  4. Finlay, S.C (Ed.). (2021). The complete guide to institutional repositories. Chicago: ALA Editions. ZA4081.86 .C66 2021
  5. Leitch, T. (2014). Wikipedia U : knowledge, authority, and liberal education in the digital age. Baltimore : Johns Hopkins University Press. LC1011 .L44 2014
  6. Morozov, E. (2011). The net delusion : the dark side of Internet freedom. New York, NY: PublicAffairs. HM851 .M665 2011
  7. Orna, E., & Stevens, G. (2009). Managing information for research: practical help in researching, writing and designing dissertations. Maidenhead : Open University Press. T58.64 .O76 2009
  8. Pearce, J. M. (2014). Open-source lab: how to build your own hardware and reduce research costs. Amsterdam ; Boston : Elsevier. Q185 .P43 2014
  9. Slauter, W. (2019). Who owns the news? : a history of copyright. Stanford, California : Stanford University Press. Z652.N4 S57 2019
  10. Williams, K. M. (2022). Doing research to improve teaching and learning: a guide for college and university faculty. Routledge. LB2326.3 .W55 2022

When off campus, please enter your credentials to access the e-books.


  1. Alemneh, D. G. (Ed.). (2022). Handbook of research on the global view of open access and scholarly communications. IGI Global. ProQuest Ebook Central.
  2. Baldwin, P. (2014). The Copyright Wars: Three Centuries of Trans-Atlantic Battle. Princeton University Press. JSTOR.
  3. Blessinger, P., & Bliss, T. J. (Eds.). (2016). Open education : International perspectives in higher education. Open Book Publishers. ProQuest Ebook Central.
  4. Guibault, L., Angelopoulos, C., Tsipouri, L., & Stenius, V. (Eds.). (2011). Open content licensing : From theory to practice. ProQuest Ebook Central.
  5. Jhangiani, R. S., & Biswas-Diener, R. (Eds.). (2017). Open: The Philosophy and Practices that are Revolutionizing Education and Science. Ubiquity Press. JSTOR.
  6. Miedema, F. (2021). Open science: The very idea. Springer Netherlands. ProQuest Ebook Central.
  7. Pinfield, S., Wakeling, S., Bawden, D., & Robinson, L. (2020). Open access in theory and practice: The theory-practice relationship and openness. Taylor & Francis Group. ProQuest Ebook Central.
  8. Simpson, O. (2012). Supporting students for success in online and distance education: Third edition. ProQuest Ebook Central.
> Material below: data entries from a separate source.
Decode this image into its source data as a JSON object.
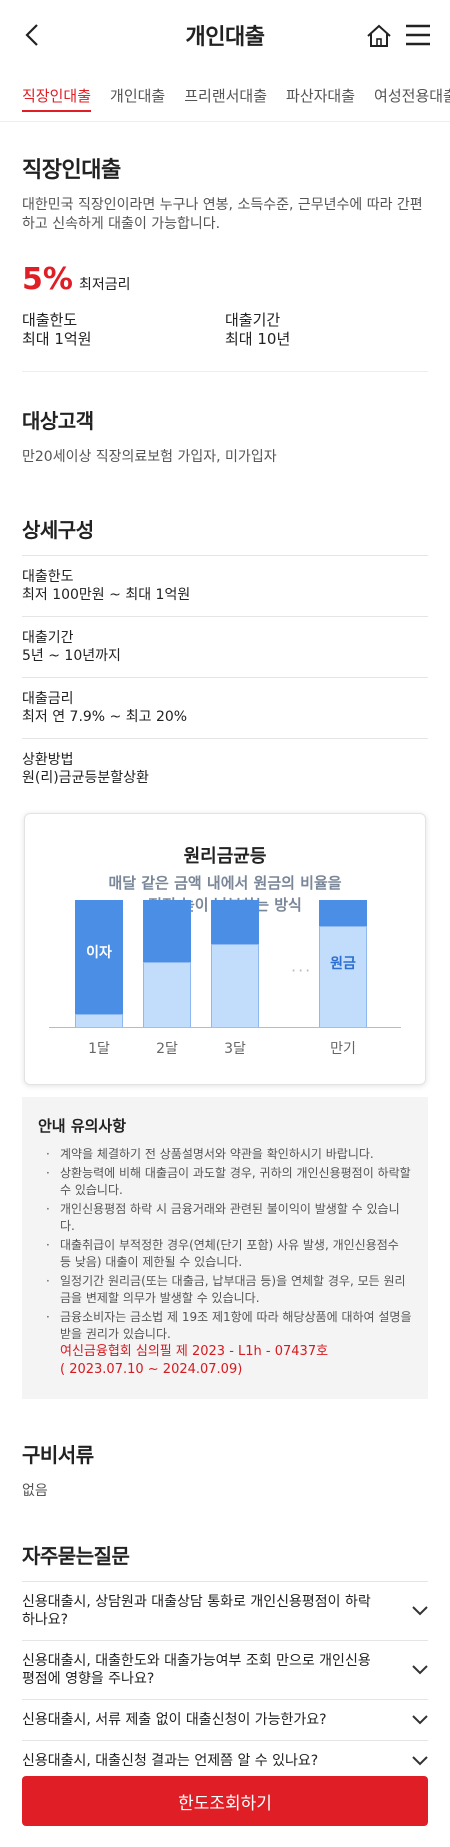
{
  "header": {
    "title": "개인대출"
  },
  "tabs": [
    {
      "label": "직장인대출",
      "active": true
    },
    {
      "label": "개인대출",
      "active": false
    },
    {
      "label": "프리랜서대출",
      "active": false
    },
    {
      "label": "파산자대출",
      "active": false
    },
    {
      "label": "여성전용대출",
      "active": false
    }
  ],
  "product": {
    "title": "직장인대출",
    "description": "대한민국 직장인이라면 누구나 연봉, 소득수준, 근무년수에 따라 간편하고 신속하게 대출이 가능합니다.",
    "rate_value": "5%",
    "rate_label": "최저금리",
    "limit_label": "대출한도",
    "limit_value": "최대 1억원",
    "period_label": "대출기간",
    "period_value": "최대 10년"
  },
  "target": {
    "title": "대상고객",
    "text": "만20세이상 직장의료보험 가입자, 미가입자"
  },
  "detail": {
    "title": "상세구성",
    "items": [
      {
        "label": "대출한도",
        "value": "최저 100만원 ~ 최대 1억원"
      },
      {
        "label": "대출기간",
        "value": "5년 ~ 10년까지"
      },
      {
        "label": "대출금리",
        "value": "최저 연 7.9% ~ 최고 20%"
      },
      {
        "label": "상환방법",
        "value": "원(리)금균등분할상환"
      }
    ]
  },
  "illustration": {
    "title": "원리금균등",
    "subtitle_line1": "매달 같은 금액 내에서 원금의 비율을",
    "subtitle_line2": "점점 높이 납부하는 방식",
    "interest_label": "이자",
    "principal_label": "원금",
    "x_labels": [
      "1달",
      "2달",
      "3달",
      "만기"
    ],
    "dots": "···"
  },
  "notice": {
    "title": "안내 유의사항",
    "items": [
      "계약을 체결하기 전 상품설명서와 약관을 확인하시기 바랍니다.",
      "상환능력에 비해 대출금이 과도할 경우, 귀하의 개인신용평점이 하락할 수 있습니다.",
      "개인신용평점 하락 시 금융거래와 관련된 불이익이 발생할 수 있습니다.",
      "대출취급이 부적정한 경우(연체(단기 포함) 사유 발생, 개인신용점수 등 낮음) 대출이 제한될 수 있습니다.",
      "일정기간 원리금(또는 대출금, 납부대금 등)을 연체할 경우, 모든 원리금을 변제할 의무가 발생할 수 있습니다.",
      "금융소비자는 금소법 제 19조 제1항에 따라 해당상품에 대하여 설명을 받을 권리가 있습니다."
    ],
    "review_line1": "여신금융협회 심의필 제 2023 - L1h - 07437호",
    "review_line2": "( 2023.07.10 ~ 2024.07.09)"
  },
  "documents": {
    "title": "구비서류",
    "text": "없음"
  },
  "faq": {
    "title": "자주묻는질문",
    "items": [
      "신용대출시, 상담원과 대출상담 통화로 개인신용평점이 하락하나요?",
      "신용대출시, 대출한도와 대출가능여부 조회 만으로 개인신용평점에 영향을 주나요?",
      "신용대출시, 서류 제출 없이 대출신청이 가능한가요?",
      "신용대출시, 대출신청 결과는 언제쯤 알 수 있나요?"
    ]
  },
  "cta": {
    "label": "한도조회하기"
  },
  "colors": {
    "accent": "#e01e25",
    "bar_dark": "#4b8ee6",
    "bar_light": "#c2dcfb"
  },
  "icons": [
    "back-arrow-icon",
    "home-icon",
    "menu-icon",
    "chevron-down-icon"
  ]
}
  9. Shank, J. D. (2014). Interactive open educational resources: A guide to finding, choosing, and using what’s out there to transform college teaching. ProQuest Ebook Central.
  10. Suber, P. (2012). Open access. MIT Press. ProQuest Ebook Central.